9 Sep 2004
I wrote about the grip last week, one of the preswing principles. Principles control ball flight laws and could be called the components of the swing. These components affect how the club operates.
There are 14 principles, which I will write about in the next few weeks. I will look at the principle of aim this week.
Aim has two components - the aim of the club face and the alignment of the body.
For a shot that you plan to fly straight (rather than having a fade or draw), the club face must be aimed square, or at a 90-degree angle to the target line.
The target line is where you choose to aim. This may not be directly at the pin. For instance, if I know that the green has a large amount of right-to-left slope, I will aim right of the pin and allow the green to feed my ball back toward the hole.
The next step is to get the body properly aligned. Ideally, the body will be in synch with itself, meaning that shoulders, hips, feet and eyes are all aiming in the same direction. These body parts should be aligned so that they all point to a line parallel to the intended target line.
Imagine a railroad track. There is a right rail and a leftrail, which always run parallel to each other. The club head is aimed down the outer track, and the body is aligned parallel with the inner track. You can view this on my Web site - www.golflessonsorangecounty.com - on the drills page.
Often, the eyes are aimed incorrectly and are frequently not parallel to the body. If the eyes are aimed either right or left of the body, it influences the swing path. It also creates tension, as this sets the head off-center to the spine and will cause the neck muscles to work too hard.
We want to eliminate unnecessary tension to increase our swing efficiency.
Correct alignment also will allow the body to rotate properly in the swing. This is important for the correct swing path, which is a key to consistent golf.
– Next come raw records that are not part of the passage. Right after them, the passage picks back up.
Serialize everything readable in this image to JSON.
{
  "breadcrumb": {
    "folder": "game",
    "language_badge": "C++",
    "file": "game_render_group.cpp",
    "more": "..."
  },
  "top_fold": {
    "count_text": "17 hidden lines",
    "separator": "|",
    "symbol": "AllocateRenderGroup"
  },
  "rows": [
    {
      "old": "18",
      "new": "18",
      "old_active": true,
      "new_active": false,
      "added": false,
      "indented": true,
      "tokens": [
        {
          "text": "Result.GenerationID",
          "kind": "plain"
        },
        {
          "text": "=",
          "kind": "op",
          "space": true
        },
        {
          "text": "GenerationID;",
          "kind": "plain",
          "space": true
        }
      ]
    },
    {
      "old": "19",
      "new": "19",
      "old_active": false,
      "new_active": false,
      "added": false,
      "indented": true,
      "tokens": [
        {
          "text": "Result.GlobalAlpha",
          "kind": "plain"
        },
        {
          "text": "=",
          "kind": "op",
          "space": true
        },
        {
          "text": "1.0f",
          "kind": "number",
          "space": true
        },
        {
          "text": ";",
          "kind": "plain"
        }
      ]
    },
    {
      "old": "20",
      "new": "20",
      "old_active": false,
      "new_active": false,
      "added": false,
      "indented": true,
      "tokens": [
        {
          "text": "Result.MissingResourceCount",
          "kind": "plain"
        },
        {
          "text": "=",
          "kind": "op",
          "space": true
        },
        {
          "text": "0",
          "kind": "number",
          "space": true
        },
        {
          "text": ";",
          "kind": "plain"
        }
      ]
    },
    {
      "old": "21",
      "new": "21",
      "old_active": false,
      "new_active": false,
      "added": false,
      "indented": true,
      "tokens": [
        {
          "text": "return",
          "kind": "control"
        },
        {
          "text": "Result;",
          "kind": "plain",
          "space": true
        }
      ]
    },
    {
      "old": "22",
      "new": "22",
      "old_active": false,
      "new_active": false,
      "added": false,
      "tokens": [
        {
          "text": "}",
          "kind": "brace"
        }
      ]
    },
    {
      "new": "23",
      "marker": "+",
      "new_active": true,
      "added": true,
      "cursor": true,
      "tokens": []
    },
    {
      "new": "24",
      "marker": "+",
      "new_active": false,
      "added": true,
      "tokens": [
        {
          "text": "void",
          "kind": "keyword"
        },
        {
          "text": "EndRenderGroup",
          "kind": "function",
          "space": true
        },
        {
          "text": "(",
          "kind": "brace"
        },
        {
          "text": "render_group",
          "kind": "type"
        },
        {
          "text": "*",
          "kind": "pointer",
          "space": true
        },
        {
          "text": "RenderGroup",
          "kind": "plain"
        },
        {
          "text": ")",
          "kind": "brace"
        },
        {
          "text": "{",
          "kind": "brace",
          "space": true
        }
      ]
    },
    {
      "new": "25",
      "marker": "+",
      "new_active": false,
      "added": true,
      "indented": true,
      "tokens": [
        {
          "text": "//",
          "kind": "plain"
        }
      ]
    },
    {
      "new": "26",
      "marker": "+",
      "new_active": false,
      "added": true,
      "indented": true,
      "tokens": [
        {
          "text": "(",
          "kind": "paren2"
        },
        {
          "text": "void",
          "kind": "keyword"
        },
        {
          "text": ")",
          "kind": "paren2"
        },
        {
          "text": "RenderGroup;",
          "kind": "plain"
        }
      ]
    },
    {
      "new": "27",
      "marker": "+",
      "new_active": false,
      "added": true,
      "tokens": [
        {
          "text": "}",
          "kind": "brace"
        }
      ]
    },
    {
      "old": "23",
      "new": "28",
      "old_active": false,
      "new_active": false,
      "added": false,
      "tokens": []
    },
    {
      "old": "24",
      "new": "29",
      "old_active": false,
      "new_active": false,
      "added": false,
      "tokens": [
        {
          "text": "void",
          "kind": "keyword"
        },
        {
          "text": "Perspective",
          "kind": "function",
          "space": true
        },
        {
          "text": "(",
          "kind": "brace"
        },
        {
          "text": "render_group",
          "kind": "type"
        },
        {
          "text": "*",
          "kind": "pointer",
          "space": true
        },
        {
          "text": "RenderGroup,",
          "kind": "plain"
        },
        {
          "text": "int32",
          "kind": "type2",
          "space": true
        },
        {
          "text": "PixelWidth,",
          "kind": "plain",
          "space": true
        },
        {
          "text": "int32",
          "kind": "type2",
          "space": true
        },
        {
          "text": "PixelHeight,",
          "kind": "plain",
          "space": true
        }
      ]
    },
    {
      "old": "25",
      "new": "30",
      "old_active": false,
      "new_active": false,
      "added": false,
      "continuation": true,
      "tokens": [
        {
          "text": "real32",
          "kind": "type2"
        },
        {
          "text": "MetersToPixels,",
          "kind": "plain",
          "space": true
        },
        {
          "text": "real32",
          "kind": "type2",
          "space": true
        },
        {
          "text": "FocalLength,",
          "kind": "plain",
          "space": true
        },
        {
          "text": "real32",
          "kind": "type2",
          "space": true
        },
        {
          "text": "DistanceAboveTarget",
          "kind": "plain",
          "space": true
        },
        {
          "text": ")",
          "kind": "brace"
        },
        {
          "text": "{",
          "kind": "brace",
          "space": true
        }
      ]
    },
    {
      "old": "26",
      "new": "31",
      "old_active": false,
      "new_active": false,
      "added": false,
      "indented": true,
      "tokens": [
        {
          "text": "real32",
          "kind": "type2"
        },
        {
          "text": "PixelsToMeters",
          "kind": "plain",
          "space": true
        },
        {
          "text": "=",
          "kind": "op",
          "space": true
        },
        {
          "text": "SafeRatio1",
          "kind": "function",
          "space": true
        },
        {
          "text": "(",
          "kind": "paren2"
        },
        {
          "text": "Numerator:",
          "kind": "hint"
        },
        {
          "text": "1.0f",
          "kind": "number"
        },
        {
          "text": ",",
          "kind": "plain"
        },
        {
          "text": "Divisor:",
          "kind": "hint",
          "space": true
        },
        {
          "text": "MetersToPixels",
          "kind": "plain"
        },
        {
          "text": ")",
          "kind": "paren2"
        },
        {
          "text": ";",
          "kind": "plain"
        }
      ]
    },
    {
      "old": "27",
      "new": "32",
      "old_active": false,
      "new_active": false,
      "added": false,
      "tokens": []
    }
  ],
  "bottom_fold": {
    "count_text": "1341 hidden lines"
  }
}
Expert golfers may choose to vary a little from this alignment, but I recommend that the average golfer practice to aim the club face and align the body square to your intended target line.